§ Task goal:
Show every line of the data that contains the string "enamorar".

%%

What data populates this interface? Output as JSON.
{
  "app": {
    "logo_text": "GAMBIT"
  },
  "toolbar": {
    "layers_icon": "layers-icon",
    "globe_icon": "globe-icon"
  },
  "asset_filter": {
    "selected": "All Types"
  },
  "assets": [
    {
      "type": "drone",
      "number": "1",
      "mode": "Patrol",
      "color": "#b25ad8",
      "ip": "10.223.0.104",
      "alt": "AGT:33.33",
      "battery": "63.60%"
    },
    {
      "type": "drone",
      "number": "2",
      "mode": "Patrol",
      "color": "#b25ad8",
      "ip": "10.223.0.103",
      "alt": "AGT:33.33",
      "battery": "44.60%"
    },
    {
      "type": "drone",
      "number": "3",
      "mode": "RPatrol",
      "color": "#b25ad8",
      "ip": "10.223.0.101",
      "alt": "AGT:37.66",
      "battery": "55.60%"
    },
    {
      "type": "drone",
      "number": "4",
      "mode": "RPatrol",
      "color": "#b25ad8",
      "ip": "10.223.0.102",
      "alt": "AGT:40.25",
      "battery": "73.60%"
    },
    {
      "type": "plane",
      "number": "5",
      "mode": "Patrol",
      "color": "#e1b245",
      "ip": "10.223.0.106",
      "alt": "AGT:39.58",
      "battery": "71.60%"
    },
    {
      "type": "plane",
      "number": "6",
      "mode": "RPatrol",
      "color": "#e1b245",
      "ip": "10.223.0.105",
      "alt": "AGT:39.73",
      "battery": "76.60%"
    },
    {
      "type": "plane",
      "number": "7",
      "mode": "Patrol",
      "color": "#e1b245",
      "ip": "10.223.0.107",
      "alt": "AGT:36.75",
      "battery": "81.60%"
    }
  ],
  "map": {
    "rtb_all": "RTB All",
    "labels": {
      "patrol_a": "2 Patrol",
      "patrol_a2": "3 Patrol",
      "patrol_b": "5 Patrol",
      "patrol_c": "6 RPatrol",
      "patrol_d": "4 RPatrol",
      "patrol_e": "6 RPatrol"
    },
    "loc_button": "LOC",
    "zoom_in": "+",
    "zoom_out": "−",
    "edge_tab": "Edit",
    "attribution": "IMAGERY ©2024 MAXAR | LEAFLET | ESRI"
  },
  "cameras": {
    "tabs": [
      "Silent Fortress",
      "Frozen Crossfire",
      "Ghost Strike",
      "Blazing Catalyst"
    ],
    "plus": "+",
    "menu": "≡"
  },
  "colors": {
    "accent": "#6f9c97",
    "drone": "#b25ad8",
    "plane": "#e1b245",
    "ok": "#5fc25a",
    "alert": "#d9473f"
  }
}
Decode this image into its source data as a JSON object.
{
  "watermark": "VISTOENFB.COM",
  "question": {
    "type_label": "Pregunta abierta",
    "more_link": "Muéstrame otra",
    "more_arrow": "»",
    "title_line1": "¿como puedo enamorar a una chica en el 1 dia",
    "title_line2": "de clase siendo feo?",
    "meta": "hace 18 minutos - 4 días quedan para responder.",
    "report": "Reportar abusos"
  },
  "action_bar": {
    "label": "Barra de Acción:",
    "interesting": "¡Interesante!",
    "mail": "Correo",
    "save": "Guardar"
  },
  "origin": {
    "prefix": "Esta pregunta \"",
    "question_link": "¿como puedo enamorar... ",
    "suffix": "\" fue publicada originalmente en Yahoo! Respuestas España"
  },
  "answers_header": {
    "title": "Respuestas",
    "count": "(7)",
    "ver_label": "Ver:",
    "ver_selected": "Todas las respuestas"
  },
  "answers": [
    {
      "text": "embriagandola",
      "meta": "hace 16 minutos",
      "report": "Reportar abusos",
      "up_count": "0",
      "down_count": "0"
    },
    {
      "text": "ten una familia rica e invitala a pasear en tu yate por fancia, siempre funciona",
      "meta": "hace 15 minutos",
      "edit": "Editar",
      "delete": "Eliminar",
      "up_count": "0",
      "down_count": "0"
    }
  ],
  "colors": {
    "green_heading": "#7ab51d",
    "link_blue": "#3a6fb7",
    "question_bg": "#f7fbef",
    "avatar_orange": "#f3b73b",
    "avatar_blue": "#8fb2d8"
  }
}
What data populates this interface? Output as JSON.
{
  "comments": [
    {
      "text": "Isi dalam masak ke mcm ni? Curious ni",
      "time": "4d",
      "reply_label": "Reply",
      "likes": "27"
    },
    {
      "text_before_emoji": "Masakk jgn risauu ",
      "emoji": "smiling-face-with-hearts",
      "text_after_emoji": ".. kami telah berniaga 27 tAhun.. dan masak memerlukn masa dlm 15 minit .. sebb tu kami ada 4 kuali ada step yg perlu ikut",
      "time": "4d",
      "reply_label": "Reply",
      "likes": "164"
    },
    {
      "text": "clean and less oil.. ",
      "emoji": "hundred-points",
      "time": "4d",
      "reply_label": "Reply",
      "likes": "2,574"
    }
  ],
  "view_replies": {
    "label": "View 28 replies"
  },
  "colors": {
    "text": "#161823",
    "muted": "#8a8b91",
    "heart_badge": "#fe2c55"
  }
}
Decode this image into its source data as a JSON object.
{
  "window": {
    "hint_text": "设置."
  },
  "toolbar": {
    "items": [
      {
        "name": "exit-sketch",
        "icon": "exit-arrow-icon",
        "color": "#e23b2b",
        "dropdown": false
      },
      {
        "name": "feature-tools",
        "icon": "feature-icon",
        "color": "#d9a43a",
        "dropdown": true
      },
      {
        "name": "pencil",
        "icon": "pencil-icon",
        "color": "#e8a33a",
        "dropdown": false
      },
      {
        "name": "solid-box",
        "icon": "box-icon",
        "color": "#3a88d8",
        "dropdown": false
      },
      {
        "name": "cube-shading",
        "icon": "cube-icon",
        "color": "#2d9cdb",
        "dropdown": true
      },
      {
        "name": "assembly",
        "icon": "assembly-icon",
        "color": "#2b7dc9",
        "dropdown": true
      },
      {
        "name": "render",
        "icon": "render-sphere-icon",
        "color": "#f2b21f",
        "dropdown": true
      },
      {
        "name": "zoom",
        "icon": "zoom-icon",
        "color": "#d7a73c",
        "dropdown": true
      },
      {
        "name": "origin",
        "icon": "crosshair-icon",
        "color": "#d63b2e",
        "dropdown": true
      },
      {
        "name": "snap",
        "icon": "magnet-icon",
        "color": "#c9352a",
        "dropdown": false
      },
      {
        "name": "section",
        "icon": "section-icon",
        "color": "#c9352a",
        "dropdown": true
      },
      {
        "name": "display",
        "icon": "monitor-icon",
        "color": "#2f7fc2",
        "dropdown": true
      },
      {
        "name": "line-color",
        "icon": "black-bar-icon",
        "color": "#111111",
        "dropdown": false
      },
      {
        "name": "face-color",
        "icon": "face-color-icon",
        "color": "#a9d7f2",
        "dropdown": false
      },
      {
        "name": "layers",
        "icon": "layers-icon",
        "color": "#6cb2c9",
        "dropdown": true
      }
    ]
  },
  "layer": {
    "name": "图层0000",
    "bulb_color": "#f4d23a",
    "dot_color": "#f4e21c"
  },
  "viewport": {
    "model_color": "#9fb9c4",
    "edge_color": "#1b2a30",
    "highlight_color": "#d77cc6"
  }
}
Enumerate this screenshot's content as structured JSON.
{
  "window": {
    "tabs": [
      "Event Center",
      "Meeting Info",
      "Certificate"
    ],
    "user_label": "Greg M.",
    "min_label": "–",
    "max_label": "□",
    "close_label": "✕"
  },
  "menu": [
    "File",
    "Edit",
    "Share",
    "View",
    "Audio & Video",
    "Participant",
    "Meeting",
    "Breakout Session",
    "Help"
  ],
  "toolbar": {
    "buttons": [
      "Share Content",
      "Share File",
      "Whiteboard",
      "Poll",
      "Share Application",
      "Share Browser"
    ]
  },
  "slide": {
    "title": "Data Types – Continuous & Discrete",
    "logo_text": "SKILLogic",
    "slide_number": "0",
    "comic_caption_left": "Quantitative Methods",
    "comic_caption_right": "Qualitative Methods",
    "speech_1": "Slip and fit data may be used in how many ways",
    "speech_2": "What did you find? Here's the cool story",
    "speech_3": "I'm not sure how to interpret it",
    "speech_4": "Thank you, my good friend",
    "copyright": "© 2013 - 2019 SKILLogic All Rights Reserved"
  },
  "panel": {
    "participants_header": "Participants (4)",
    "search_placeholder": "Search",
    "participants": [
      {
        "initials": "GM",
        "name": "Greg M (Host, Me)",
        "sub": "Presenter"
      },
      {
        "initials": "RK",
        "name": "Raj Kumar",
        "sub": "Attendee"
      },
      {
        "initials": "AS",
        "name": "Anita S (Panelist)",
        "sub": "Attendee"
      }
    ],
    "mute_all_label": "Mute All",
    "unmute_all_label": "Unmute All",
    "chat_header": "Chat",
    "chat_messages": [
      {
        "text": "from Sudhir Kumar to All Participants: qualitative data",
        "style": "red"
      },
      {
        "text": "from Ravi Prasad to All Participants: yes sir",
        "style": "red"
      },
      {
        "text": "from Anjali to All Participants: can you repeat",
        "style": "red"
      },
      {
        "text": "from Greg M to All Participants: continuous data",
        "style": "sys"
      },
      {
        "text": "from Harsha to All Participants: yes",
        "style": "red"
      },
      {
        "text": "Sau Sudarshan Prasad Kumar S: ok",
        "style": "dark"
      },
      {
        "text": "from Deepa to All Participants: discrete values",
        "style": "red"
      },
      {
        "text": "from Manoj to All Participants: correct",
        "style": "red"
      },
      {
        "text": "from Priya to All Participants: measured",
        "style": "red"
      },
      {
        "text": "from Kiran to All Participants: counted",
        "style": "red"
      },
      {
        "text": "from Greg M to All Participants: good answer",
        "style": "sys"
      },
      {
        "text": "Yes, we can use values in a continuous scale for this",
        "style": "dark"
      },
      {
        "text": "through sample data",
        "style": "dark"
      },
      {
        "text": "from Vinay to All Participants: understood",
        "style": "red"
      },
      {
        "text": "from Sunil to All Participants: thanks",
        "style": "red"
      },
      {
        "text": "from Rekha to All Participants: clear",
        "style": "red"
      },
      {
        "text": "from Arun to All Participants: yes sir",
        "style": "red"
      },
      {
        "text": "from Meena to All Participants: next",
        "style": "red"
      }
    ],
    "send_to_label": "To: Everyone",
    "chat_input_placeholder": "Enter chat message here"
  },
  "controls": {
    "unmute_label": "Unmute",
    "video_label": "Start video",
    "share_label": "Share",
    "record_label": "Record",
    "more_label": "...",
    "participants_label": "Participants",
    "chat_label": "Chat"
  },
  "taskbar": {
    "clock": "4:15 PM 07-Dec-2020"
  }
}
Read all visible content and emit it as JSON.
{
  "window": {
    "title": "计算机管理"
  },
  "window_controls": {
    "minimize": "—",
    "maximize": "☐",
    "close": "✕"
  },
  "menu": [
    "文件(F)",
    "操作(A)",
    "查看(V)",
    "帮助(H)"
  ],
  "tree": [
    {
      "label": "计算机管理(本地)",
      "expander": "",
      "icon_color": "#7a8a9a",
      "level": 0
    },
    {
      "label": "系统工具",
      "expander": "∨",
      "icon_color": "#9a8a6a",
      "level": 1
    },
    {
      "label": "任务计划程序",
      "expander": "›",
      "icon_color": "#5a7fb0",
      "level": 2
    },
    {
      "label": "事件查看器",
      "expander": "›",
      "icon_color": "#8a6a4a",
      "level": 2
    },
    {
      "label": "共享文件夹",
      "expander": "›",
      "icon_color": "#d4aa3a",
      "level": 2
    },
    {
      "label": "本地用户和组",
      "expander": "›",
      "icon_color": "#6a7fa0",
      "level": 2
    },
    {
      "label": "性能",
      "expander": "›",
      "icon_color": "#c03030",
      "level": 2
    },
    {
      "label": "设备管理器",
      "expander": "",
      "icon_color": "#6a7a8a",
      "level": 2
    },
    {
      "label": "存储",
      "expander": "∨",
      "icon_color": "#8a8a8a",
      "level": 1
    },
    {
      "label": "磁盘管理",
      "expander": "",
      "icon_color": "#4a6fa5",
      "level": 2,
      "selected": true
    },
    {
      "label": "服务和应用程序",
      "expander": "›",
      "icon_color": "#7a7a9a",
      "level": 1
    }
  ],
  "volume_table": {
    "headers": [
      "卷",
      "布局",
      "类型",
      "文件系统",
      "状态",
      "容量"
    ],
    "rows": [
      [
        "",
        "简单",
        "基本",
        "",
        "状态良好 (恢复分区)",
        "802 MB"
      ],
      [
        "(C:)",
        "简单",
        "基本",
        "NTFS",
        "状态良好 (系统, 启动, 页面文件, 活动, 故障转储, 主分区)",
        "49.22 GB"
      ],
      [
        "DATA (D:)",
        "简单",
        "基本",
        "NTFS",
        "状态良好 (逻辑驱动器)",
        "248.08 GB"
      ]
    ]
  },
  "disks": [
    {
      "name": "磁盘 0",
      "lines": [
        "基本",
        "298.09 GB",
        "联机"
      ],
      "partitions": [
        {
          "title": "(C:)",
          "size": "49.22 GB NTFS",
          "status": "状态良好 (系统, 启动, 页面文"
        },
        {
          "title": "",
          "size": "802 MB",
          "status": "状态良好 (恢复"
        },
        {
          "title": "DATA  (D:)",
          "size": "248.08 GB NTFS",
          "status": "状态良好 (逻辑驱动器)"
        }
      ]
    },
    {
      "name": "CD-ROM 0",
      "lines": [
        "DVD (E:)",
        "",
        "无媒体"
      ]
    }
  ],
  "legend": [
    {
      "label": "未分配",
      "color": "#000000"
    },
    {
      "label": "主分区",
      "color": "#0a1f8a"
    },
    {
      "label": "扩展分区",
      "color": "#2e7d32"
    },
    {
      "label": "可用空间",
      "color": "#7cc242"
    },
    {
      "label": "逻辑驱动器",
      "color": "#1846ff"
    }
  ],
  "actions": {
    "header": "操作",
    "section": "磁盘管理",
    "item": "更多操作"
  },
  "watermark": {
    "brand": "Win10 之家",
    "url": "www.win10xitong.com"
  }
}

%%

§ Task output:
    "title_line1": "¿como puedo enamorar a una chica en el 1 dia",
    "question_link": "¿como puedo enamorar... ",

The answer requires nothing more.